Methods: Families were recruited through all six of the public methadone maintenance clinics in a major urban area. The sample included 149 3-to-5-year-old African American children and their biological mothers. Child behavior problems were assessed through mother report on the Child Behavior Checklist and through observer ratings of videotaped behavior during interaction. Parenting behavior was also observed during videotaped interaction, and the home environment was assessed through the HOME scale.
Results: Mother reports and observations revealed great variability in child behavior from highly competent to highly problematic. Mother CBCL report suggested that children's level of behavior problems was on average elevated compared to CBCL norms, with respect to both externalizing and internalizing problems. Hierarchic regression was used to analyze data. After controlling for a variety of sociodemographic and psychosocial factors, child externalizing problems, both as reported by the mother and as noted by the observer, were associated with low levels of maternal sensitive responsiveness and with high levels of harsh parenting. Child internalizing problems, both as reported by the mother and as observed, were associated with low levels of maternal sensitive responsiveness and with a lack of stimulation in the home.

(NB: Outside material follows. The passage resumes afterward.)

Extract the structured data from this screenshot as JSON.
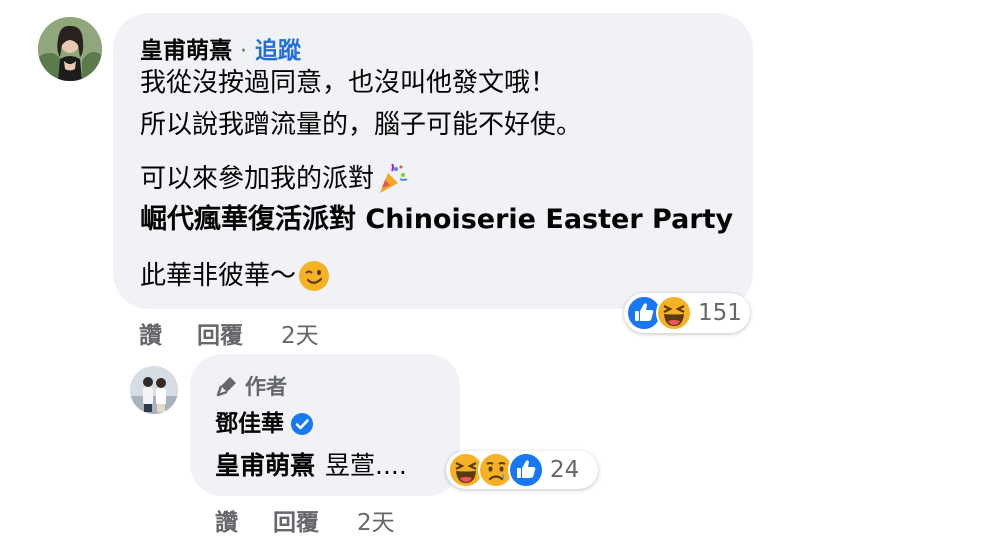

Prenatal drug use and maternal psychopathology were related to mother report, but not examiner observation, of child behavior problems.
Conclusions and Implications: Given that a large research literature suggests that early childhood behavior problems often are at the beginning of a trajectory of increasingly serious conduct problems, the behavior problems of young children from substance using families should not be ignored. Since children's internalizing and externalizing problem behaviors are associated with parenting behaviors, women who seek treatment for substance abuse should be offered support in their parenting. Although many in-patient and out-patient substance-abuse treatment programs offer parenting classes or groups, these typically focus on childcare practices or discipline practices such as spanking. For children at greatest risk, parenting interventions should include non-stigmatizing, evidence-based, interventions targeted specifically at helping parents become sensitive and responsive to their children's cues during interaction and responding appropriately to disruptive behavior.